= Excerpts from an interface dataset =

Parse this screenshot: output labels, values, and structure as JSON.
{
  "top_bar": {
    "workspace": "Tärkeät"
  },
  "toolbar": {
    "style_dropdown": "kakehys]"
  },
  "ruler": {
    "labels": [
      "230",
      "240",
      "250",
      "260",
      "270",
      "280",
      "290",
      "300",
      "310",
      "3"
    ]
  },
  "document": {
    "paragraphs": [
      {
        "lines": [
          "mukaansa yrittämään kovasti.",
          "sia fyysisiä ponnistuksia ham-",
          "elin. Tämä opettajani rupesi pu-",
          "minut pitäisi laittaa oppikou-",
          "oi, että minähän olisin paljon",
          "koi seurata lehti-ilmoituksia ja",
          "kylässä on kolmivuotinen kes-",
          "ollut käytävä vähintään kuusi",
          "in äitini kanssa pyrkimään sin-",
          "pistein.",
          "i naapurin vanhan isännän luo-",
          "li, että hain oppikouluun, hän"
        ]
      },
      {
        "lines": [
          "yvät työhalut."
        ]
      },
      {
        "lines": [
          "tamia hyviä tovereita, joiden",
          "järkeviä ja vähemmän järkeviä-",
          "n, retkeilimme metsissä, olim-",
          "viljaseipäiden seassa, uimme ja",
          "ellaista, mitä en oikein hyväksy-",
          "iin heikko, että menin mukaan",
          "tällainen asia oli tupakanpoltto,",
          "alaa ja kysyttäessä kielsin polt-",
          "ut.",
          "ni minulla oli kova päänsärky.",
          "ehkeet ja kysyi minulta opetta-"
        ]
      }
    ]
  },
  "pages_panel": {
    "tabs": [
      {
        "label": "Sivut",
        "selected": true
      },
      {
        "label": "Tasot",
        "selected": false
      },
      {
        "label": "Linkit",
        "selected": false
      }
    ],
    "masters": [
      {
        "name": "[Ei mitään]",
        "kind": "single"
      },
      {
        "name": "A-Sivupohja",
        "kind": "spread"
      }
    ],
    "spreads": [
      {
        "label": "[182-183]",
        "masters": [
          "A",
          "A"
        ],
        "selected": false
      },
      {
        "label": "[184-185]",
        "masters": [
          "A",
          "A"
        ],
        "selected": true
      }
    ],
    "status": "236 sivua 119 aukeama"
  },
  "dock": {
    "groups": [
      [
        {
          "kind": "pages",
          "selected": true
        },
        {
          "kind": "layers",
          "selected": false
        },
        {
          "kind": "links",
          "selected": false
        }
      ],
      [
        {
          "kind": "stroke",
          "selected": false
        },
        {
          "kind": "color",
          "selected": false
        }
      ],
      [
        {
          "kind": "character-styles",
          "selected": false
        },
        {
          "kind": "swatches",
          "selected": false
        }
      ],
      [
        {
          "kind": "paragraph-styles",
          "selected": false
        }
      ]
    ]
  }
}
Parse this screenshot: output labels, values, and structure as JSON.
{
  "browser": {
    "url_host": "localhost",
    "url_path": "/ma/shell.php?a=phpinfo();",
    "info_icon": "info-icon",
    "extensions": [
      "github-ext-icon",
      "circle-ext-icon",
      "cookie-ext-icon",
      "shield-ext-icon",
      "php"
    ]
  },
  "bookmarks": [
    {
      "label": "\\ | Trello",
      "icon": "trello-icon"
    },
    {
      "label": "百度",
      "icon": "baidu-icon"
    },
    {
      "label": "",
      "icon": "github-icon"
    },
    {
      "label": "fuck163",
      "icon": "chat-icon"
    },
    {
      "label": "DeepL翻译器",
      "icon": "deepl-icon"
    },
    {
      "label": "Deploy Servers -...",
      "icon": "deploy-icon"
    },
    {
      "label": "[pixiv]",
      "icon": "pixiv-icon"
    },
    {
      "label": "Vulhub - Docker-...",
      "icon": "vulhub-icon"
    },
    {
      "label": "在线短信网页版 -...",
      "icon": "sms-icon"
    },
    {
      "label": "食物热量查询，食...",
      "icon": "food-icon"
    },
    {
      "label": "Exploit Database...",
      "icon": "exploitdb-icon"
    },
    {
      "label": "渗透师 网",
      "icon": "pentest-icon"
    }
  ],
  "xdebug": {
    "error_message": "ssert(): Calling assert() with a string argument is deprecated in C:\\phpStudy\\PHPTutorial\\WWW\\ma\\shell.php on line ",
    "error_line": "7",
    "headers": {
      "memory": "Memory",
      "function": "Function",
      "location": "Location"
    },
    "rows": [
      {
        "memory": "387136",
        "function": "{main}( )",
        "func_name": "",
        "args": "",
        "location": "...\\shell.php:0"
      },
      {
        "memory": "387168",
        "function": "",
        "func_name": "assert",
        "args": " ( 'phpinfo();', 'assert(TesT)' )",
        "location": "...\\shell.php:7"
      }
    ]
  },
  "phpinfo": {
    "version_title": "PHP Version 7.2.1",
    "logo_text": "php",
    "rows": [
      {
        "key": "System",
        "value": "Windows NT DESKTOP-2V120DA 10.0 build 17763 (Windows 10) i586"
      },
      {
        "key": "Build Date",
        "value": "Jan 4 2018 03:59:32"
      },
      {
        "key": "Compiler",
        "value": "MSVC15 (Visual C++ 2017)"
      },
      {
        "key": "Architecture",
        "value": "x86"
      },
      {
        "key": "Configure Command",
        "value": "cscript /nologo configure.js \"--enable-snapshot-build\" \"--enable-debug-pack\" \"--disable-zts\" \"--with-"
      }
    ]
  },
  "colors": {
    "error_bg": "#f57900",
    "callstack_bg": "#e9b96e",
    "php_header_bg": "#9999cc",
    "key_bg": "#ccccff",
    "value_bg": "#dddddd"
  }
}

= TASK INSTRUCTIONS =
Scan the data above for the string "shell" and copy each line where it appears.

= THE COMPLETED TASK =
    "url_path": "/ma/shell.php?a=phpinfo();",
    "error_message": "ssert(): Calling assert() with a string argument is deprecated in C:\\phpStudy\\PHPTutorial\\WWW\\ma\\shell.php on line ",
        "location": "...\\shell.php:0"
        "location": "...\\shell.php:7"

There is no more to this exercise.